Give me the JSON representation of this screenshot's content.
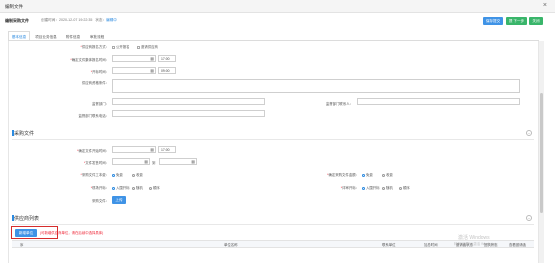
{
  "window": {
    "title": "编制文件",
    "close": "×"
  },
  "doc": {
    "name": "编制采购文件",
    "created_label": "创建时间：",
    "created": "2020-12-07 19:22:35",
    "status_label": "状态：",
    "status": "编辑中"
  },
  "toolbar": {
    "save": "保存提交",
    "next": "提 下一步",
    "close": "关闭"
  },
  "tabs": [
    "基本信息",
    "项目业务信息",
    "附件信息",
    "审批流程"
  ],
  "form": {
    "row1_label": "供应商报名方式：",
    "row1_opt1": "公开报名",
    "row1_opt2": "邀请供应商",
    "row2_label": "确定文件集体报名时间：",
    "row2_time": "17:00",
    "row3_label": "开标时间：",
    "row3_time": "09:00",
    "row4_label": "供应商资格条件：",
    "row5_label": "监督部门：",
    "row5b_label": "监督部门联系人：",
    "row6_label": "监督部门联系电话："
  },
  "section_files": {
    "title": "采购文件"
  },
  "files": {
    "f1_label": "确定文件开始时间：",
    "f1_time": "17:00",
    "f2_label": "文件发售时间：",
    "f2_sep": "到",
    "f3_label": "采购文件工本费：",
    "f3_opt1": "免费",
    "f3_opt2": "收费",
    "f3b_label": "确定采购文件金额：",
    "f3b_opt1": "免费",
    "f3b_opt2": "收费",
    "f4_label": "现场开标：",
    "f4_opt1": "入围开标",
    "f4_opt2": "随机",
    "f4_opt3": "顺序",
    "f4b_label": "评审开标：",
    "f4b_opt1": "入围开标",
    "f4b_opt2": "随机",
    "f4b_opt3": "顺序",
    "f5_label": "采购文件：",
    "f5_btn": "上传"
  },
  "section_suppliers": {
    "title": "供应商列表"
  },
  "suppliers": {
    "add_btn": "新增单位",
    "hint": "(可新增供应商单位，请在后续中选择具体)",
    "columns": [
      "序",
      "单位名称",
      "联系单位",
      "加总时间",
      "邀请函状态",
      "回执状态",
      "查看邀请函"
    ]
  },
  "watermark": {
    "line1": "激活 Windows",
    "line2": "转到\"设置\"以激活 Windows。"
  },
  "colors": {
    "accent": "#2b8ae0",
    "primary_btn": "#3f93e6",
    "next_btn": "#39b56a",
    "highlight": "#d62d2d"
  }
}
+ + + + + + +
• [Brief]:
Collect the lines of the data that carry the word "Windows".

• [Answer for this exercise]:
    "line1": "激活 Windows",
    "line2": "转到\"设置\"以激活 Windows。"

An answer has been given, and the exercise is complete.